Often all the boards and blocks required can be had for helping a carpenter clear away the rubbish around a new building. Wheels and parts of old bicycles, which can be used in so many ways, can be found at a junk shop at very low prices, wheels in good repair are not expensive. For the car for the street car line try to find a set of wheels having axles, but if you cannot find such, make shafts of hard wood, about 3 in. by 2-1/2 in. and by means of a jackknife turn, or shave down the ends to receive the hub bearings of the wheels. Fasten the wheel hubs securely over the ends of the wood with pins or little bolts, or if the wheel bearing is of such a nature that it revolves on its own journal, the journal can be fastened to the end of the wood piece. Each of the wheels should be provided with a sprocket; any chain sprocket of a bicycle may be used. Fasten these sprockets on the outside of the wheels as shown in Fig. 1. They can be set on over the bearing end and secured with a set screw, or the original key can be employed. It is best in cases like this to use the original parts. Make the floor of the car of pieces of boards placed on the axles and nailed, screwed or bolted, as shown at A. To erect the frame, place uprights, C C C C, in position as shown, fastening the ends to the base-boards and making the roof line as at B, then put in the cross-pieces, G G. Seats, E E, are simply boxes. The drive of the car is effected by using the driving sprockets, D D, fitted to the crosspieces, G G, with the original bearings. The parts are thereby secured to the car and the chain placed on.
Key the cranks for turning to the upper sprocket's shaft and all is ready. If there are sprocket gears and cranks on either side, four boys may propel the car at one time. Considerable speed can be made on smooth roads, but it is the best amusement to run a car line on wooden tracks with a brake consisting of a piece of wooden shaft, passing through a bore in the car floor, and fitted with a leather covered pad as at H. A spiral spring holds up the brake until pressure is applied by foot power, when the brake contacts with the wooden track and checks the car.

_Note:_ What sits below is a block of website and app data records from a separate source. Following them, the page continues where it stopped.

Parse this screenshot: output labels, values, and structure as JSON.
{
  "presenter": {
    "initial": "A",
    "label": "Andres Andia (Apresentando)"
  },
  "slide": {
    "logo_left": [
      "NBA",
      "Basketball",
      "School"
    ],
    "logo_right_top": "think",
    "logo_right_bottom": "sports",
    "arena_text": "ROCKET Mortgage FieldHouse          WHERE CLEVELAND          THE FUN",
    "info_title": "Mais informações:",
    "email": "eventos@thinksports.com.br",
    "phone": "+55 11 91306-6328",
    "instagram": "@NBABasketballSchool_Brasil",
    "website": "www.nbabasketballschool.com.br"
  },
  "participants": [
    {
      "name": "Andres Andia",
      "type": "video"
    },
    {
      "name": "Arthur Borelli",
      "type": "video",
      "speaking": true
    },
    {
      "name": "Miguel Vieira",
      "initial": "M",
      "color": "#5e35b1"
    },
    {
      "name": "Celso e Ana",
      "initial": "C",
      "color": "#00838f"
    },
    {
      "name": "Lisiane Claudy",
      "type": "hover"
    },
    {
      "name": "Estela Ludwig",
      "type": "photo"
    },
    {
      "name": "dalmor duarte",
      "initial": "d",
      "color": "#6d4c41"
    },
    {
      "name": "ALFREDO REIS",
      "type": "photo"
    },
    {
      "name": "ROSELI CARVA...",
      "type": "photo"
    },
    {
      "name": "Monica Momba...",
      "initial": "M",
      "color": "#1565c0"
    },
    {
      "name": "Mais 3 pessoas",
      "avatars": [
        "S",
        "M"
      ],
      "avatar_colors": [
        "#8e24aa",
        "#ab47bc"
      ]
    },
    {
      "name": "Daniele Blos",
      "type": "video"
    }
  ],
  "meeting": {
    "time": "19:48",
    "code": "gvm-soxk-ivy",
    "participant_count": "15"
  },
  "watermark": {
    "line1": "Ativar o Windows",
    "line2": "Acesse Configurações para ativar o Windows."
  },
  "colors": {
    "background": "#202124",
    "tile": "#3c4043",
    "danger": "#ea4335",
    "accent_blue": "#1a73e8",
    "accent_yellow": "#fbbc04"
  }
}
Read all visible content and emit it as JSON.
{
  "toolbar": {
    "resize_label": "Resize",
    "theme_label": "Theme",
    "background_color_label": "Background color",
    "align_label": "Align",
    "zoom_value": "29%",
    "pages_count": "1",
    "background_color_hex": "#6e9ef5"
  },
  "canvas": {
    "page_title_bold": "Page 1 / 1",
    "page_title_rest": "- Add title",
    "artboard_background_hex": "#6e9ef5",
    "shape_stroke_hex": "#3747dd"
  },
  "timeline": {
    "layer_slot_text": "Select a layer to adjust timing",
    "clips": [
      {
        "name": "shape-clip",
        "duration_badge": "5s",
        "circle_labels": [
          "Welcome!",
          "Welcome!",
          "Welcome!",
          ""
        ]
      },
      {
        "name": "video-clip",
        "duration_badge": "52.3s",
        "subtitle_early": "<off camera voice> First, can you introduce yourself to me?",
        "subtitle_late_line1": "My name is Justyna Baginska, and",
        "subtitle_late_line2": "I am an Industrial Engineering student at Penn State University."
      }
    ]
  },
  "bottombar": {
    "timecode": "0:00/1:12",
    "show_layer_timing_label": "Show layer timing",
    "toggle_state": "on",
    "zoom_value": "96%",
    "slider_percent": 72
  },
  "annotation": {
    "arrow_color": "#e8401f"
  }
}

The track plan is illustrated in Fig. 2. Get some boards and place end for end on other pieces set as ties. The main boards or tracks, JJ, can be about 6 in. wide, to the edges of which nail strips about 3/4 in. wide and about the same height. The ties, I I, can be almost any box boards. Wire nails are the best to use in putting the tracks together. The sprocket connection with the chain is shown in Fig. 3. This consists of the sprocket gear on the propelling shaft, and the crank. The pedals may be removed and a chisel handle, or any tool handle, substituted, so as to afford means for turning the
Illustration: Construction of Car crank by hand power. Great fun can be had with the road, and, furthermore, it can be made remunerative, as boys and girls can be given rides for a penny each.
Illustration: Section of the Track